### [Directions for this task]
When a line of the entries contains the word "Accept", report that line.

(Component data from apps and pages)
----
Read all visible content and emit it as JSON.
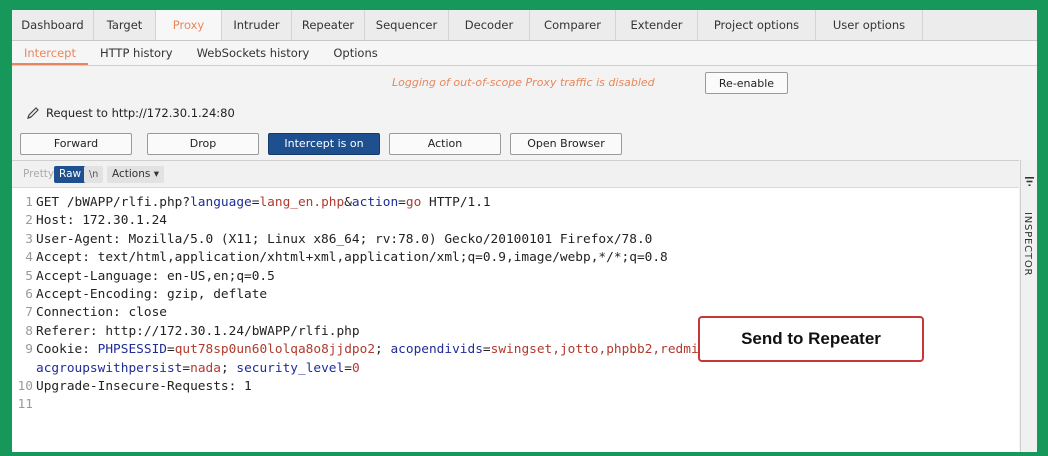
{
  "tabs": [
    "Dashboard",
    "Target",
    "Proxy",
    "Intruder",
    "Repeater",
    "Sequencer",
    "Decoder",
    "Comparer",
    "Extender",
    "Project options",
    "User options"
  ],
  "subtabs": [
    "Intercept",
    "HTTP history",
    "WebSockets history",
    "Options"
  ],
  "notice": "Logging of out-of-scope Proxy traffic is disabled",
  "reenable": "Re-enable",
  "request_to": "Request to http://172.30.1.24:80",
  "buttons": {
    "forward": "Forward",
    "drop": "Drop",
    "intercept": "Intercept is on",
    "action": "Action",
    "open_browser": "Open Browser"
  },
  "editor": {
    "pretty": "Pretty",
    "raw": "Raw",
    "ln": "\\n",
    "actions": "Actions ▾"
  },
  "request_lines": [
    {
      "n": "1",
      "parts": [
        {
          "t": "GET /bWAPP/rlfi.php?",
          "c": ""
        },
        {
          "t": "language",
          "c": "param"
        },
        {
          "t": "=",
          "c": ""
        },
        {
          "t": "lang_en.php",
          "c": "val"
        },
        {
          "t": "&",
          "c": ""
        },
        {
          "t": "action",
          "c": "param"
        },
        {
          "t": "=",
          "c": ""
        },
        {
          "t": "go",
          "c": "val"
        },
        {
          "t": " HTTP/1.1",
          "c": ""
        }
      ]
    },
    {
      "n": "2",
      "parts": [
        {
          "t": "Host: 172.30.1.24",
          "c": ""
        }
      ]
    },
    {
      "n": "3",
      "parts": [
        {
          "t": "User-Agent: Mozilla/5.0 (X11; Linux x86_64; rv:78.0) Gecko/20100101 Firefox/78.0",
          "c": ""
        }
      ]
    },
    {
      "n": "4",
      "parts": [
        {
          "t": "Accept: text/html,application/xhtml+xml,application/xml;q=0.9,image/webp,*/*;q=0.8",
          "c": ""
        }
      ]
    },
    {
      "n": "5",
      "parts": [
        {
          "t": "Accept-Language: en-US,en;q=0.5",
          "c": ""
        }
      ]
    },
    {
      "n": "6",
      "parts": [
        {
          "t": "Accept-Encoding: gzip, deflate",
          "c": ""
        }
      ]
    },
    {
      "n": "7",
      "parts": [
        {
          "t": "Connection: close",
          "c": ""
        }
      ]
    },
    {
      "n": "8",
      "parts": [
        {
          "t": "Referer: http://172.30.1.24/bWAPP/rlfi.php",
          "c": ""
        }
      ]
    },
    {
      "n": "9",
      "parts": [
        {
          "t": "Cookie: ",
          "c": ""
        },
        {
          "t": "PHPSESSID",
          "c": "param"
        },
        {
          "t": "=",
          "c": ""
        },
        {
          "t": "qut78sp0un60lolqa8o8jjdpo2",
          "c": "val"
        },
        {
          "t": "; ",
          "c": ""
        },
        {
          "t": "acopendivids",
          "c": "param"
        },
        {
          "t": "=",
          "c": ""
        },
        {
          "t": "swingset,jotto,phpbb2,redmine",
          "c": "val"
        },
        {
          "t": ";",
          "c": ""
        }
      ]
    },
    {
      "n": "",
      "parts": [
        {
          "t": "acgroupswithpersist",
          "c": "param"
        },
        {
          "t": "=",
          "c": ""
        },
        {
          "t": "nada",
          "c": "val"
        },
        {
          "t": "; ",
          "c": ""
        },
        {
          "t": "security_level",
          "c": "param"
        },
        {
          "t": "=",
          "c": ""
        },
        {
          "t": "0",
          "c": "val"
        }
      ]
    },
    {
      "n": "10",
      "parts": [
        {
          "t": "Upgrade-Insecure-Requests: 1",
          "c": ""
        }
      ]
    },
    {
      "n": "11",
      "parts": []
    }
  ],
  "inspector": "INSPECTOR",
  "callout": "Send to Repeater",
  "colors": {
    "accent": "#e8875d",
    "primary": "#1e4f8f",
    "frame": "#15985a",
    "callout_border": "#c83737"
  }
}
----
### [Expected answer]
          "t": "Accept: text/html,application/xhtml+xml,application/xml;q=0.9,image/webp,*/*;q=0.8",
          "t": "Accept-Language: en-US,en;q=0.5",
          "t": "Accept-Encoding: gzip, deflate",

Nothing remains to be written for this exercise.